The difference a hospitality qualification makes to a previously disadvantaged youth

07 February 2018 - 07:00 By GCIS Vuk'uzenzele
Hospitality youth training programme.
Hospitality youth training programme.
Image: Supplied.

Mpumalanga recently welcomed over 200 graduates who will be working in the hospitality management sector. These ambassadors will serve as a shining example of what a difference a qualification can make in the life of a previously disadvantaged youth.

The graduates participated in the Hospitality Youth Training Programme which is an initiative of the National Department of Tourism and the Expanded Public Works Programme. Learners receive CATHSSETA accredited National Certificates in Food and Beverages Services (NQF level 4), and National Certificates in Accommodation Services (NQF Level 2).

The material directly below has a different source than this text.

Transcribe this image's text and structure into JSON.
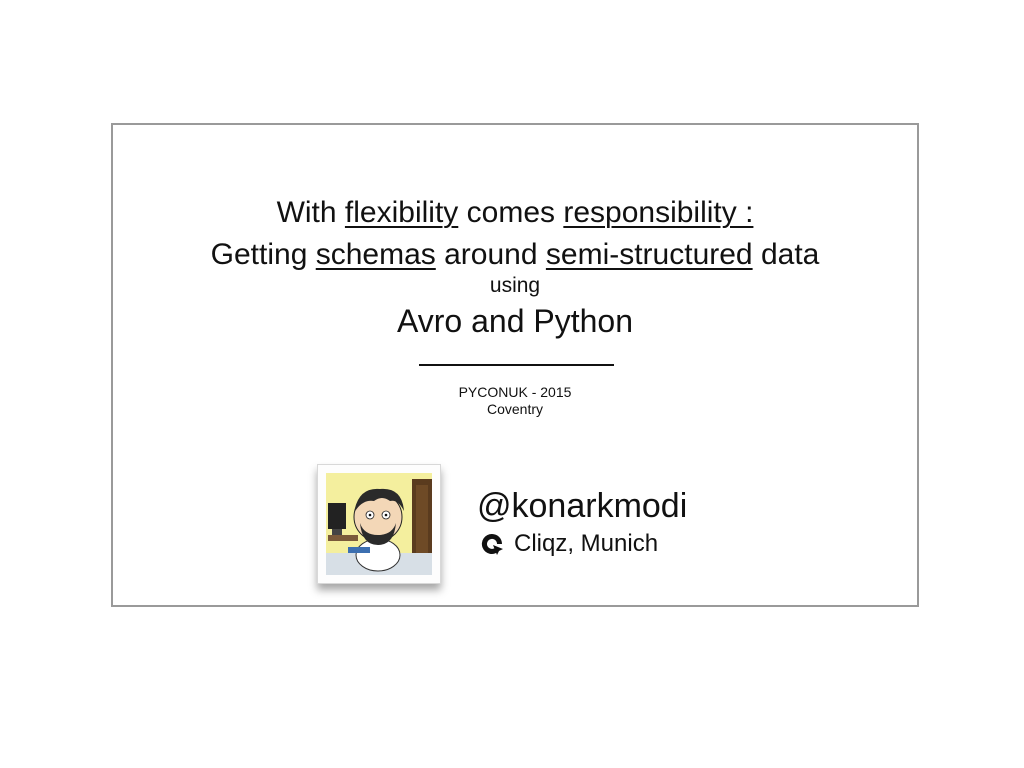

“This training programme is one of the department’s initiatives that seek to ensure that young people are included in the tourism economy, uplift their livelihoods and radically transform the economy,” said Tourism Deputy Minister Elizabeth Thabethe.

She explained that in the 2016/2017 financial year, the department approved a budget of R140 million for the training of 2 000 learners from all provinces, over a 12-month period. Some graduates are already working overseas, on luxury trains, hotels and on super yachts.

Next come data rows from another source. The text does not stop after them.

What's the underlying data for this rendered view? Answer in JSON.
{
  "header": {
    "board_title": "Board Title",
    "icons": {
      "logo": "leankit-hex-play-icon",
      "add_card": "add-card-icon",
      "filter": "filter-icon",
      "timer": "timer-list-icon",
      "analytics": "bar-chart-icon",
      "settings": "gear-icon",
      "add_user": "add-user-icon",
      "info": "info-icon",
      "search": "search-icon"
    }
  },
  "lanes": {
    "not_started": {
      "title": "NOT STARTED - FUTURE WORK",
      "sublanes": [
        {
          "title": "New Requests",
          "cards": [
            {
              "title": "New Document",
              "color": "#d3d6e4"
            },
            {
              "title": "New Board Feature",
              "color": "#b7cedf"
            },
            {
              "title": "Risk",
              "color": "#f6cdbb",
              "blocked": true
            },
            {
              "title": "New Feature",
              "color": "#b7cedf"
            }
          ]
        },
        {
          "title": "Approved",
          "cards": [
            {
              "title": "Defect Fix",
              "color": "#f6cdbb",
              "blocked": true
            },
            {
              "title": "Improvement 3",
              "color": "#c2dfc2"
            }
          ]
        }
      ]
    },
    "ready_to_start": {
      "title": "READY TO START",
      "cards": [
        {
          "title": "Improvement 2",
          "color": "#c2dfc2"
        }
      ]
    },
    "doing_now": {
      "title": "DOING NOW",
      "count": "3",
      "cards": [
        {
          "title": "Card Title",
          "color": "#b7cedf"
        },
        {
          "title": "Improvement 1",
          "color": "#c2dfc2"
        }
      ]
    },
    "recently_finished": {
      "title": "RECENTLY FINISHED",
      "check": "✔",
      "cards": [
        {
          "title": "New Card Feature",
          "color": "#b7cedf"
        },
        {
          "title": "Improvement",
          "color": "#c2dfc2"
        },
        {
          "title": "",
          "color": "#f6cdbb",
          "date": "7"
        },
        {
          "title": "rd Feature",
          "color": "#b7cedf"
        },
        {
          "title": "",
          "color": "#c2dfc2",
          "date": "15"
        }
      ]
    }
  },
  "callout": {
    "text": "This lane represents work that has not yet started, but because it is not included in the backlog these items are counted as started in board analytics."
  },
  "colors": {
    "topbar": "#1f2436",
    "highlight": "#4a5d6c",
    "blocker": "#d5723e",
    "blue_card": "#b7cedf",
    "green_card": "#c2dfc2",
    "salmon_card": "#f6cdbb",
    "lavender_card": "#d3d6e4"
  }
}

Graduate Noluleko Nkosi said the journey was not always easy but it was worth it in the end.

“The joy of having my mother present on this special day, gives me hope for tomorrow. We are thankful to the department and all stakeholders who made this learnership a possibility,” she said.

A parent of one of the graduates, Siphumulile Sigudu, said they are very grateful for the opportunity because many parents do not have the means to send their children to an institution to obtain a certificate or degree.

“This opportunity is a good stepping stone for those who want to further their studies in the field of hospitality, we have hope that our children can now conquer the world,” said Sigudu. 


 This article was originally published in the GCIS Vuk'uzenzele.